"Paul loved to sleep with his mother. Sleep is still most perfect in spite of hygienists, when it is shared with a beloved. The warmth, the security and peace of soul, the utter comfort from the touch of the other, knits the sleep, so that it takes the body and soul completely in its healing.(Lawrence 67)
"The quotation above is important in that it shows how much Paul likes being with his mother. He feels secure and relaxed. Not only physically but also spiritually he feels himself healed.
"Of course, each of us loves our mothers too much and our mothers, less or more, are effective in our relationships with others, especially with women. In fact, loving mother too much or her dominance in the relations can not be assessed as an oedipal crisis. There should be a rival for the mother's affection; the father. The father is stronger and superior in many ways to the boy so at the beginning, they are jealous of their father and the father is seen as an enemy and is hated by the boys. Moreover, as Paul does, they sometimes wish him die."
Sample of Sources Used:
- COWAN, James C. D. H. Lawrence: Self and Sexuality. Columbus: The Ohio State University Press, 2002.
- LAWRENCE, D.H. Sons and Lovers.
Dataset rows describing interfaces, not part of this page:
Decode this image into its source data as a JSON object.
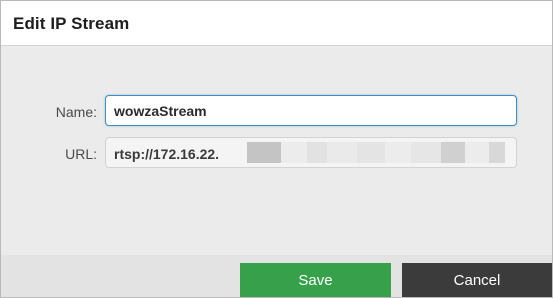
{
  "dialog": {
    "title": "Edit IP Stream"
  },
  "form": {
    "name_label": "Name:",
    "name_value": "wowzaStream",
    "url_label": "URL:",
    "url_value_visible": "rtsp://172.16.22."
  },
  "buttons": {
    "save_label": "Save",
    "cancel_label": "Cancel"
  },
  "colors": {
    "save_button": "#36a04a",
    "cancel_button": "#3b3b3b",
    "focus_border": "#3f8fbf"
  }
}
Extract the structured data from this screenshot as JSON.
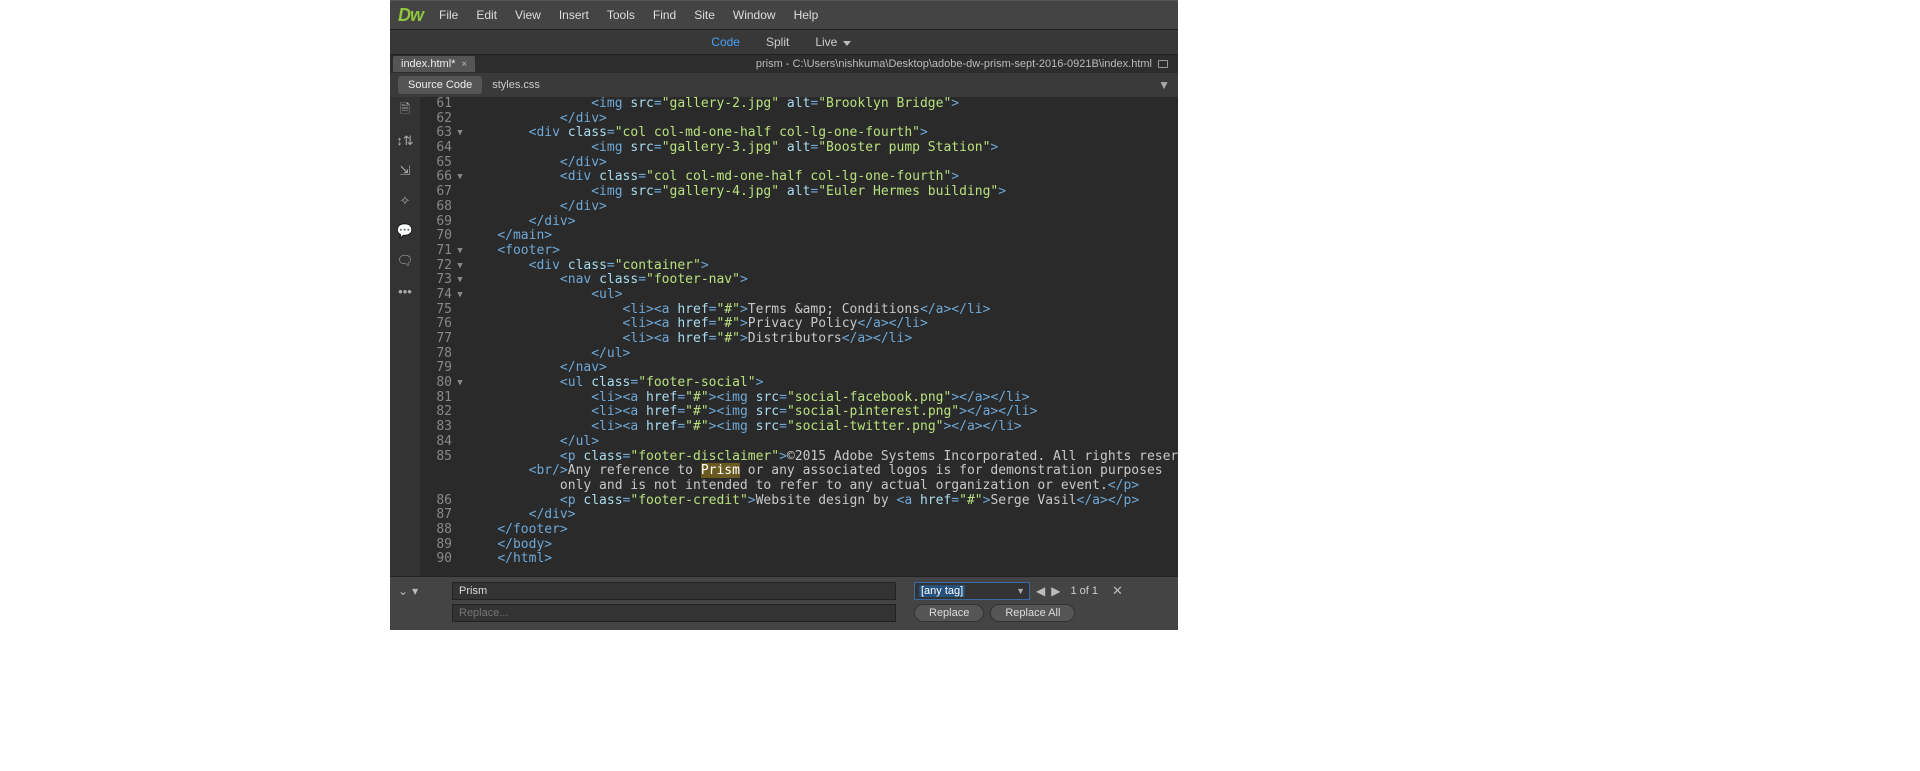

London: Penguin Books Limited. 1995
Cite this Analytical Essay:
A Psychoanalytic Approach to "Sons and Lovers" (2008, April 04) Retrieved July 04, 2020, from https://www.academon.com/analytical-essay/a-psychoanalytic-approach-to-sons-and-lovers-102880/
"A Psychoanalytic Approach to "Sons and Lovers"" 04 April 2008. Web. 04 July. 2020. <https://www.academon.com/analytical-essay/a-psychoanalytic-approach-to-sons-and-lovers-102880/>